Exceptionally Low Dark Current
The KAF-8300 CCD has very low dark current, even at room temperature. Cooling the CCD reduces the dark current by 50% for every drop of 5.8 degrees C of cooling that is applied. Kodak specifies a dark current of less than 200 electrons per pixel per second at +60 degrees C. Extrapolating we calculate that at -15C the dark current is approximately 0.02e-. Our tests of the 8300 CCD in production cameras confirm this extraordinarily low dark current at typical operating temperatures.
High Quantum Efficiency
Another desirable characteristic of the KAF-8300 CCD is its relatively high Quantum Efficiency (QE). Microlens technology is used to focus more light on the sensitive area of each pixel, increasing the effective QE of the 8300. Many nebulas emit a great portion of their light in the red portion of the spectrum, particularly at 656nm, the wavelength of H-alpha light. Other objects such as stars and galaxies emit a great deal of energy in the near IR. According to the KAF-8300 spectral characteristics, this CCD’s sensitivity is spread well across the visible portion of the spectrum and into the near IR with a peak of nearly 60% at 550nm and still 50% at 656nm. It is as sensitive at 850nm as it is at 350nm. This is quite a broad range and explains the CCDs popularity (and success) in astro-imaging.
Standard (ST-4 pin compatible) Autoguider Output Port
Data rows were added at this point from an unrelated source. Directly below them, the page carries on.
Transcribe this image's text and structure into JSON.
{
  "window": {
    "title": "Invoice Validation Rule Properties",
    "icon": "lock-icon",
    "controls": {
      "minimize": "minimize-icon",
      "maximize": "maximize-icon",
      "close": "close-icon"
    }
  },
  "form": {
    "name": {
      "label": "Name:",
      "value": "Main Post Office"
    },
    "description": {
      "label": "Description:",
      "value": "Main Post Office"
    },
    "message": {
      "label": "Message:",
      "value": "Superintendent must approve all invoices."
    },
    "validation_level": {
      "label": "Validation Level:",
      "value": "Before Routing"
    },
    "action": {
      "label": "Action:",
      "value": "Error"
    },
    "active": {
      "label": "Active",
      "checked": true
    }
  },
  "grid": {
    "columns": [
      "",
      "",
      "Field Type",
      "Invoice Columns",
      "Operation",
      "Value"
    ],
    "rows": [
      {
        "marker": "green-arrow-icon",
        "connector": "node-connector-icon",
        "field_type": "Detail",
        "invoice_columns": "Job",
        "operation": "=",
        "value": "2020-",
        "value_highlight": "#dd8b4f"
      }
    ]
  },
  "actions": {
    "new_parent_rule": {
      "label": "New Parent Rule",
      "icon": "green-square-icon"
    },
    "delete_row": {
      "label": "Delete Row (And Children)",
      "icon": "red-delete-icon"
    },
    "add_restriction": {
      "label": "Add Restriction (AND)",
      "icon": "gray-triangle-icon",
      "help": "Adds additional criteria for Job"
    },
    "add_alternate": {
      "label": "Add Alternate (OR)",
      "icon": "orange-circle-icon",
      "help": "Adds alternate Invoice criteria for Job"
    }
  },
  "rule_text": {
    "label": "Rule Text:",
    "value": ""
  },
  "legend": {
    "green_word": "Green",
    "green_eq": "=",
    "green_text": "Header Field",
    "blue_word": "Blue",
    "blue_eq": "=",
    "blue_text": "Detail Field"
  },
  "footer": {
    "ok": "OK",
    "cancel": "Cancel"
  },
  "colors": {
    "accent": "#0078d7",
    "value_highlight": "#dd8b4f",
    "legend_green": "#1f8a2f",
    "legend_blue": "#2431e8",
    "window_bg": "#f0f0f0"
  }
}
The guider port on the STT-8300 is the same as on our other cameras, using a modular telephone type 6-pin jack to connect the STT-8300 to the user’s mount when using the camera as an autoguider. The internal relays used in the STT-8300 design are opto-isolated, so that no external relay box is required with any mount if the camera is being used as an autoguider or if it is being used to control the telescope in Track & Accumulate mode.